◆ What to produce:
Filter the records below for the word "sneakers". Keep each line that has it.

Interface dataset entries

▬▬▬

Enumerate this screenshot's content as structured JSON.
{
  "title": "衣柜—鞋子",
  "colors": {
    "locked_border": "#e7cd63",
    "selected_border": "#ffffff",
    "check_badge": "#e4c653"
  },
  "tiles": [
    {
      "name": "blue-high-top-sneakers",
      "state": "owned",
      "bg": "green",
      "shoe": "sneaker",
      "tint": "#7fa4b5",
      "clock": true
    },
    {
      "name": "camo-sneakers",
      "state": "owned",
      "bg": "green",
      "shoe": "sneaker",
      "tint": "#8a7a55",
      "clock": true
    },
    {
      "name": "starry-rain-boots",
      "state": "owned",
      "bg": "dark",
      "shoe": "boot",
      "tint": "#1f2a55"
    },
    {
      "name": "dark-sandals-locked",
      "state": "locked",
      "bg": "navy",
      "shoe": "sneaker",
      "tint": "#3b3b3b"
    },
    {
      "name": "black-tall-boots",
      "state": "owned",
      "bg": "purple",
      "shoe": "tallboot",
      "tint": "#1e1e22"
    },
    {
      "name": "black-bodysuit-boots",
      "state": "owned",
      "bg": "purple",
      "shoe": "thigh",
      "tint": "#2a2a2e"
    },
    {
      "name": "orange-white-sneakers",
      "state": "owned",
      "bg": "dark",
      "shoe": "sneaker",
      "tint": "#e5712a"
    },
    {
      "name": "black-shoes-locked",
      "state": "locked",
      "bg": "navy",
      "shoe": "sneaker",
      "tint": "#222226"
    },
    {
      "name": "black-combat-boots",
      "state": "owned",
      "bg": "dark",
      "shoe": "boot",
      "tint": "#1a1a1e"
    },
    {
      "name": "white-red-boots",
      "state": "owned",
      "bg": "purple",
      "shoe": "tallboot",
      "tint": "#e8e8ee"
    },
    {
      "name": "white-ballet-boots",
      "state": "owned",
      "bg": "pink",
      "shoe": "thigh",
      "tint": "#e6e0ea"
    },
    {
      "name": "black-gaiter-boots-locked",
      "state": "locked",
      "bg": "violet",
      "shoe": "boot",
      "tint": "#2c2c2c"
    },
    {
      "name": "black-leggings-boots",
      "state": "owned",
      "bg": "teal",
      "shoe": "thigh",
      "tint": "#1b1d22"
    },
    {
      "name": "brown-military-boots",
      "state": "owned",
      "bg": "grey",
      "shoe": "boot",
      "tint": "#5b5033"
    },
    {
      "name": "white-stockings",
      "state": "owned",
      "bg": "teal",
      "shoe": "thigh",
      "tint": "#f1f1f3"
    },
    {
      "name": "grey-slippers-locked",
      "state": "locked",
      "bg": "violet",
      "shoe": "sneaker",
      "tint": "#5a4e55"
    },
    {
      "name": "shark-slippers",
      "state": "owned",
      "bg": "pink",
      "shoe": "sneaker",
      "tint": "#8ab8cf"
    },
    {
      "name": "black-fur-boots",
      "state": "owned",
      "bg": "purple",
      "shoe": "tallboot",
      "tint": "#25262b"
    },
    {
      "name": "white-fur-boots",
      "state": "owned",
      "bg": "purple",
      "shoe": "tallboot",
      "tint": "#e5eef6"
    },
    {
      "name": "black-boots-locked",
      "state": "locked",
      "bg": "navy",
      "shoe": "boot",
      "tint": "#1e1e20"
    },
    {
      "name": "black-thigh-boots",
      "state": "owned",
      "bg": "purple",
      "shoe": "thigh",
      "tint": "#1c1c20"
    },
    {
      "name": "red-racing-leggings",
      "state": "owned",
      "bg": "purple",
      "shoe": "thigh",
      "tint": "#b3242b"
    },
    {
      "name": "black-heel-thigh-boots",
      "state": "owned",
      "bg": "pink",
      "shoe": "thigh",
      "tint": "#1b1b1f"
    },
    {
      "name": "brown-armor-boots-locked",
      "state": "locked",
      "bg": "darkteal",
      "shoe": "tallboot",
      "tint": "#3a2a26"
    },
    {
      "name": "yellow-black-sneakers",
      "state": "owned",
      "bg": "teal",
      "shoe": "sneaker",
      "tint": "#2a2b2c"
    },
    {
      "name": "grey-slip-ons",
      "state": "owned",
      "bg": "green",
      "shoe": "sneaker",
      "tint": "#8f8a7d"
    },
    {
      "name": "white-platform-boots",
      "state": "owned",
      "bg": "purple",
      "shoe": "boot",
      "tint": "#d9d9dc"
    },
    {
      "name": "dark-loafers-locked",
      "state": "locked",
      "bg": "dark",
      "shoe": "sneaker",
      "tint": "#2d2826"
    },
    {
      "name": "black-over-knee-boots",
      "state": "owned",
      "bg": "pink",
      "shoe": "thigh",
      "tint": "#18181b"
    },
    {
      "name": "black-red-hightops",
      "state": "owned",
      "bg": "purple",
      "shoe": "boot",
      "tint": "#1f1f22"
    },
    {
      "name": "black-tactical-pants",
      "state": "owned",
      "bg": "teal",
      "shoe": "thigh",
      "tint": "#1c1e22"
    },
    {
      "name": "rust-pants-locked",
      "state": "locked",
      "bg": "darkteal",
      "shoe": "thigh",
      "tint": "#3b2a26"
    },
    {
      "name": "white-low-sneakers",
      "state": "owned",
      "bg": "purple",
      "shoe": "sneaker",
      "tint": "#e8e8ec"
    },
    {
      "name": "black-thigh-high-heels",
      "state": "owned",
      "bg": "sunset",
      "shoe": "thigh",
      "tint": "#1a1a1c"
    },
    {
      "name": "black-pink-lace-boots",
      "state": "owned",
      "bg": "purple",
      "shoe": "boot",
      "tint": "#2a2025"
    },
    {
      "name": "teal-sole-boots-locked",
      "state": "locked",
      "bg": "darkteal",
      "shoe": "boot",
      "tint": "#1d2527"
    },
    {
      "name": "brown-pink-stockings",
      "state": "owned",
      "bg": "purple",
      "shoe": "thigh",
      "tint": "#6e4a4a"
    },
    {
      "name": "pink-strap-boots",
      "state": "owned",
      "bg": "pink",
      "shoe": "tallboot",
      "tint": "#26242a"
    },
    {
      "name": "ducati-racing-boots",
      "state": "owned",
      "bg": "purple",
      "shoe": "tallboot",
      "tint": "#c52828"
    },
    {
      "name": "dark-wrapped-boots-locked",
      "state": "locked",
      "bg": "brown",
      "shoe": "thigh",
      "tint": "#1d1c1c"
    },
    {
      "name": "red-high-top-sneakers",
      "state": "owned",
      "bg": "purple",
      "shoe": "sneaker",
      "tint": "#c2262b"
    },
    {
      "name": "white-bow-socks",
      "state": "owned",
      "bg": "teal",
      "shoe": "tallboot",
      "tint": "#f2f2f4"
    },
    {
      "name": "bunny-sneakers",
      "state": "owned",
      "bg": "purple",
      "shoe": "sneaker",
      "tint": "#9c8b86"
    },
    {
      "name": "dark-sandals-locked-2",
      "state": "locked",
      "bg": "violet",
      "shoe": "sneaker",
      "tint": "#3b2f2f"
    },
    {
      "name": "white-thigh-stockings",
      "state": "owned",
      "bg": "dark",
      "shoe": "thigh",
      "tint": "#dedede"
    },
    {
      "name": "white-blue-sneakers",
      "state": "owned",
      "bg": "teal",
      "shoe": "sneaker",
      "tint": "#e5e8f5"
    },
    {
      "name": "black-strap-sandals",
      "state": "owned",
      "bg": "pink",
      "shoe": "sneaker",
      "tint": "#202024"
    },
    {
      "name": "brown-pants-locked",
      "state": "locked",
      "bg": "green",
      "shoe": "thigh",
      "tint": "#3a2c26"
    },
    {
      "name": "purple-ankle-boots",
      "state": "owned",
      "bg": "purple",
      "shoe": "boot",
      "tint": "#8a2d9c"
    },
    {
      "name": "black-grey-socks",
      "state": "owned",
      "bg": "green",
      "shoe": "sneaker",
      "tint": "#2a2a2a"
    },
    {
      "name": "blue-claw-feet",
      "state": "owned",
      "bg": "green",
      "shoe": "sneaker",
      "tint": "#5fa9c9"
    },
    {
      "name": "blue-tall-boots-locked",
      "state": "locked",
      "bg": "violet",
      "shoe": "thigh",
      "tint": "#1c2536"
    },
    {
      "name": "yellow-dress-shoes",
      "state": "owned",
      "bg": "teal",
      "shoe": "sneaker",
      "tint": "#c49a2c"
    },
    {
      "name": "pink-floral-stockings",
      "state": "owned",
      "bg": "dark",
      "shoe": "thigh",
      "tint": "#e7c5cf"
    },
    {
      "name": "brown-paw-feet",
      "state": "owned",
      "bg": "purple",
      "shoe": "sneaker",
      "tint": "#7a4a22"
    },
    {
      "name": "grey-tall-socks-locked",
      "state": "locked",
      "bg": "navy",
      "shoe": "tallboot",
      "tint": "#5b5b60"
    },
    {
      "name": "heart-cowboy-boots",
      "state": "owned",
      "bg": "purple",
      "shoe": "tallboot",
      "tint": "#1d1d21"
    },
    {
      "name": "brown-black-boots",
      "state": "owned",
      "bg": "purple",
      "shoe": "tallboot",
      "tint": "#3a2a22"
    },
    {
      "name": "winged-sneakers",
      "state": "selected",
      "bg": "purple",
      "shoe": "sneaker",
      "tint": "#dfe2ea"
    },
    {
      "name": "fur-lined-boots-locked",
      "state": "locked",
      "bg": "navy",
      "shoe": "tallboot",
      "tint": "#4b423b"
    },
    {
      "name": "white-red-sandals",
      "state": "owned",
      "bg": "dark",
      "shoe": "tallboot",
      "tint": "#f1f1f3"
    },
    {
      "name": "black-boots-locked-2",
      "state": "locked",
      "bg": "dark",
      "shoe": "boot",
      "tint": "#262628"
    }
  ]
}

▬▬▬

◆ Reply:
      "name": "blue-high-top-sneakers",
      "name": "camo-sneakers",
      "name": "orange-white-sneakers",
      "name": "yellow-black-sneakers",
      "name": "white-low-sneakers",
      "name": "red-high-top-sneakers",
      "name": "bunny-sneakers",
      "name": "white-blue-sneakers",
      "name": "winged-sneakers",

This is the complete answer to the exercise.